*** Boehner still trying to sell the deal: Turning from entitlements to last week’s spending-cut deal, it certainly looks like Boehner is trying to sell Republicans and conservatives on the deal in advance of Thursday’s vote. A press release Boehner’s folks issued yesterday was entitled: “President Who Began 2011 Saying “No Cuts” Now Poised to Sign Largest Spending Cut Since WWII.” As it turns out, conservatives aren’t happy with the deal, given that many of the spending cuts don’t directly come from this year’s discretionary spending. The AP: “The historic $38 billion in budget cuts resulting from at-times hostile bargaining between Congress and the Obama White House were accomplished in large part by pruning money left over from previous years, using accounting sleight of hand and going after programs President Barack Obama had targeted anyway.” In retrospect, it appears the White House got as good of a deal as it could get.

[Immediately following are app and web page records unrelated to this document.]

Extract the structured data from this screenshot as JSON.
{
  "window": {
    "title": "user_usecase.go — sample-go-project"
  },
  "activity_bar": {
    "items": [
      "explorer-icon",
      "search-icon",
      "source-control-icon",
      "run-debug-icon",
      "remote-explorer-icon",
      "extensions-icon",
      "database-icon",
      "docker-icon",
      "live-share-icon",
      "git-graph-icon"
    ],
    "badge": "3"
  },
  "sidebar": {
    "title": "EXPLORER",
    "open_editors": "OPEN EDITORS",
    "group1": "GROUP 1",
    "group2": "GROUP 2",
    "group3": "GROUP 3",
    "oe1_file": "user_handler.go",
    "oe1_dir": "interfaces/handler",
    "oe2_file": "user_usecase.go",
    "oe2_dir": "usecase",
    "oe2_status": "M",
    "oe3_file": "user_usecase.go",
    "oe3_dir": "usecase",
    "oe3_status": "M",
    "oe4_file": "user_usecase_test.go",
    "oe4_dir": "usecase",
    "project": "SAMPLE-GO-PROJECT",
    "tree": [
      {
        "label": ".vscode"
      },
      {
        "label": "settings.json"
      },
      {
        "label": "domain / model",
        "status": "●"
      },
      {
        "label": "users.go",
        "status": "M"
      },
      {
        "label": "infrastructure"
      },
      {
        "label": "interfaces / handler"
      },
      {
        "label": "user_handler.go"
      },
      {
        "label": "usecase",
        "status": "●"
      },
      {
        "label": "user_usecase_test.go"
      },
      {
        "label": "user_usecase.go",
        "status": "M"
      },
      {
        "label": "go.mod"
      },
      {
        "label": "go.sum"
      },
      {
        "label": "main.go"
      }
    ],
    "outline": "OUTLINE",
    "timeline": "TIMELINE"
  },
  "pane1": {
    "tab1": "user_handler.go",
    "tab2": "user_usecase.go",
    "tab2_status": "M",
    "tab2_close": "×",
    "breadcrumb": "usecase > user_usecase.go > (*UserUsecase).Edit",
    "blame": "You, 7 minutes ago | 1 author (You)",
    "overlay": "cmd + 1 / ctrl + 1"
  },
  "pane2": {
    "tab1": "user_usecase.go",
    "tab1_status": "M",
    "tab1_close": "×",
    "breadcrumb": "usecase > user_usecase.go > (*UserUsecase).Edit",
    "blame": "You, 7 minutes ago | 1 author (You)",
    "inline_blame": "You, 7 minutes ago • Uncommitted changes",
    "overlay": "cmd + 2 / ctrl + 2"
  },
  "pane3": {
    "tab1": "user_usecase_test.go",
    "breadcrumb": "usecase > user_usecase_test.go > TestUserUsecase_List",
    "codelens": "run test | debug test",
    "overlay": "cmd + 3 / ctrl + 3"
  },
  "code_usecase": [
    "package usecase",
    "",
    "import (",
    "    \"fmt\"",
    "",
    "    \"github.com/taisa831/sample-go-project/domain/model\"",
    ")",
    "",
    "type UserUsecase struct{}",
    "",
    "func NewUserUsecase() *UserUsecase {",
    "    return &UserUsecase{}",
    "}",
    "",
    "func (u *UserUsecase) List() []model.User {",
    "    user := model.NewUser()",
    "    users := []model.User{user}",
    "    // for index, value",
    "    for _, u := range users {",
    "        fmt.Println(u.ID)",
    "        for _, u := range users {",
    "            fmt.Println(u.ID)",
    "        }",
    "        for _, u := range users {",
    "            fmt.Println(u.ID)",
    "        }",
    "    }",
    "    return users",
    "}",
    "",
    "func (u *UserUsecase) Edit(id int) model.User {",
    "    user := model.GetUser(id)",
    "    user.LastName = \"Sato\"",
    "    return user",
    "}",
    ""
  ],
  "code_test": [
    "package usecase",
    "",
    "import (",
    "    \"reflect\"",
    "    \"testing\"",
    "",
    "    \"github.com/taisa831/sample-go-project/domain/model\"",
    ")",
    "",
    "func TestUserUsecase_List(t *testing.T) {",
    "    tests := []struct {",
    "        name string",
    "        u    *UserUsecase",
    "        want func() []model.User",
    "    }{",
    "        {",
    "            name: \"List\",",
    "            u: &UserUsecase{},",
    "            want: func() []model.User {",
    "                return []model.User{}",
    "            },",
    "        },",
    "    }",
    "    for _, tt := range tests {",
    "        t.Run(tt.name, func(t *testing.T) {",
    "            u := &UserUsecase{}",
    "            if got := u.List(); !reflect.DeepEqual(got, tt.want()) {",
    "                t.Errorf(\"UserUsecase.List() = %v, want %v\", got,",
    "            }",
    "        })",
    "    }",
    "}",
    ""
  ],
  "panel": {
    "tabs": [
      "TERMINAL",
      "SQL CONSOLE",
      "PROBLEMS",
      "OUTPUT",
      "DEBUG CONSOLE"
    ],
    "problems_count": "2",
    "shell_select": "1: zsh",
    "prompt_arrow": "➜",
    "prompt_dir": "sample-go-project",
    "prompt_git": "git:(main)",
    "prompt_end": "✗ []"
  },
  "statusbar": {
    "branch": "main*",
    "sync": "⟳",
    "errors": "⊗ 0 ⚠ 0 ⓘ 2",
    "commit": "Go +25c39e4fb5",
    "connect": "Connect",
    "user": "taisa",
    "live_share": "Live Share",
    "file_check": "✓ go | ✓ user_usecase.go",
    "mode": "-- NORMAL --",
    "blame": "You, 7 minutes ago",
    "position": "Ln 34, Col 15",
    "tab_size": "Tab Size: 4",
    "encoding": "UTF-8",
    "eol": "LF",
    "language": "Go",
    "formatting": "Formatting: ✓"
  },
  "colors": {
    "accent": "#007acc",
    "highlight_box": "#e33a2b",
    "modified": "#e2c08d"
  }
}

*** “I’m running for president”: You just knew this was coming. Lots of people got excited last night after Tim Pawlenty told CNN that “I’m running for president” (even though we already know T-Paw is running and even though he later added that “we'll have a final or full announcement in the coming weeks”). Here’s an important point to remember: There really isn’t such a thing as an exploratory committee. You are either testing the waters (as Newt Gingrich is doing now) or you’ve filed paperwork with the FEC to begin raising money for a full-fledged presidential campaign (as Obama, Pawlenty and Romney have done). Yet there’s a reason why candidates say they’re setting up an exploratory committee, tell an interviewer they’re “running” but add they will have an announcement later, and then formally announce (“Today, I am officially announcing my bid for president”) in Iowa or their hometown. They want several bites at the apple. Legally, Pawlenty, Romney and Obama (as well as Herman Cain and Buddy Roemer) are all ACTIVE presidential candidates.
*** “Why didn’t you call me?” Romney, meanwhile, appeared on CNBC's "The Kudlow Report" yesterday, and gave this response on the 5th anniversary of Massachusetts' health-care reform becoming law: I'm very happy that the Democrats are celebrating the fact that we put in a health-care proposal in Massachusetts as an experiment," he said, per NBC's Lauren Selsky. "And I have one question for them -- why didn't anyone of them or the president ever call me and say what worked what didn't?" It’s the second time he’s used this line. But here’s a weakness in that defense: What if Romney’s health-care advisers also advised the White House? Paging MIT’s Jonathan Gruber…
*** More 2012: Rick Santorum will appear on FOX at 10:00 pm ET tonight, and a spokeswoman tells First Read that he will “announce the next steps he is taking in weighing a run for president in 2012”… Newt Gingrich hits a fundraiser in Atlanta… And Haley Barbour and Buddy Roemer are in New Hampshire.
Countdown to NY-26 special election: 41 days
Countdown to Iowa GOP straw poll: 121 days
Countdown to Election Day 2011: 209 days
Countdown to the Iowa caucuses: 299 days
* Note: When the IA caucuses take place depends on whether other states move up